*** Opening of Supplied records ***

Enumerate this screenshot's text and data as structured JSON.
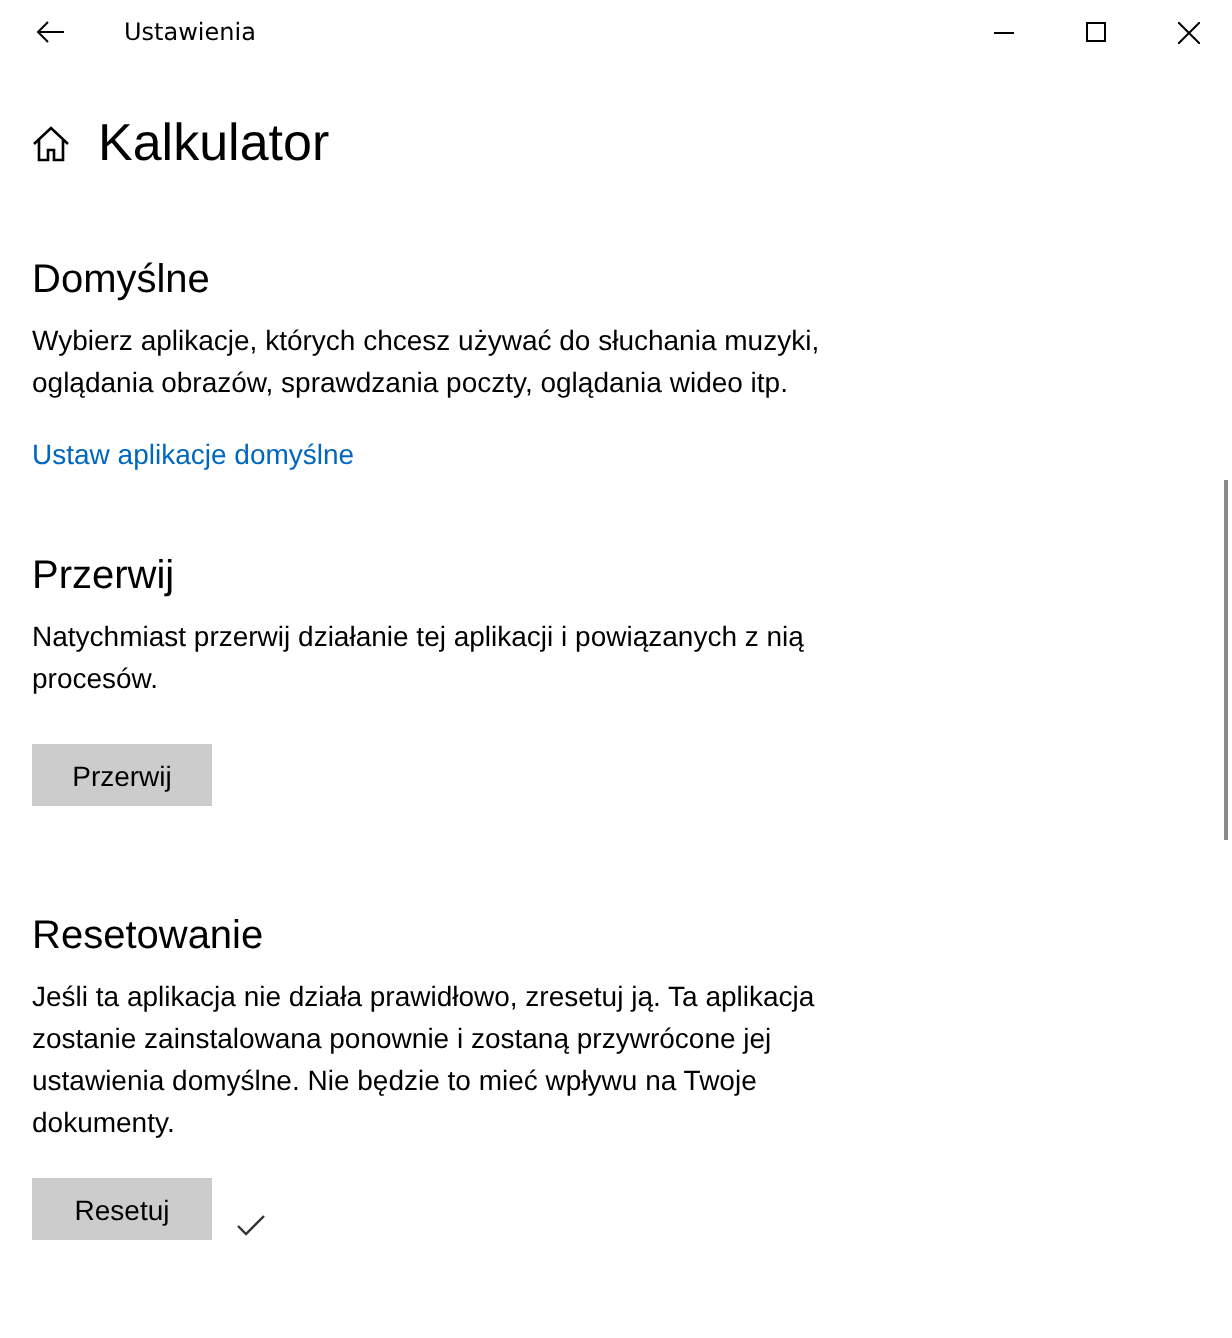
{
  "window": {
    "title": "Ustawienia"
  },
  "page": {
    "title": "Kalkulator"
  },
  "sections": [
    {
      "heading": "Domyślne",
      "text": "Wybierz aplikacje, których chcesz używać do słuchania muzyki, oglądania obrazów, sprawdzania poczty, oglądania wideo itp.",
      "action": {
        "kind": "link",
        "label": "Ustaw aplikacje domyślne"
      }
    },
    {
      "heading": "Przerwij",
      "text": "Natychmiast przerwij działanie tej aplikacji i powiązanych z nią procesów.",
      "action": {
        "kind": "button",
        "label": "Przerwij",
        "completed": false
      }
    },
    {
      "heading": "Resetowanie",
      "text": "Jeśli ta aplikacja nie działa prawidłowo, zresetuj ją. Ta aplikacja zostanie zainstalowana ponownie i zostaną przywrócone jej ustawienia domyślne. Nie będzie to mieć wpływu na Twoje dokumenty.",
      "action": {
        "kind": "button",
        "label": "Resetuj",
        "completed": true
      }
    }
  ]
}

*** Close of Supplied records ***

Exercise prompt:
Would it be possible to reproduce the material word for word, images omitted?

Solution to this task:
Enumerate this screenshot's text and data as structured JSON.
{
  "window": {
    "title": "Ustawienia"
  },
  "page": {
    "title": "Kalkulator"
  },
  "sections": [
    {
      "heading": "Domyślne",
      "text": "Wybierz aplikacje, których chcesz używać do słuchania muzyki, oglądania obrazów, sprawdzania poczty, oglądania wideo itp.",
      "action": {
        "kind": "link",
        "label": "Ustaw aplikacje domyślne"
      }
    },
    {
      "heading": "Przerwij",
      "text": "Natychmiast przerwij działanie tej aplikacji i powiązanych z nią procesów.",
      "action": {
        "kind": "button",
        "label": "Przerwij",
        "completed": false
      }
    },
    {
      "heading": "Resetowanie",
      "text": "Jeśli ta aplikacja nie działa prawidłowo, zresetuj ją. Ta aplikacja zostanie zainstalowana ponownie i zostaną przywrócone jej ustawienia domyślne. Nie będzie to mieć wpływu na Twoje dokumenty.",
      "action": {
        "kind": "button",
        "label": "Resetuj",
        "completed": true
      }
    }
  ]
}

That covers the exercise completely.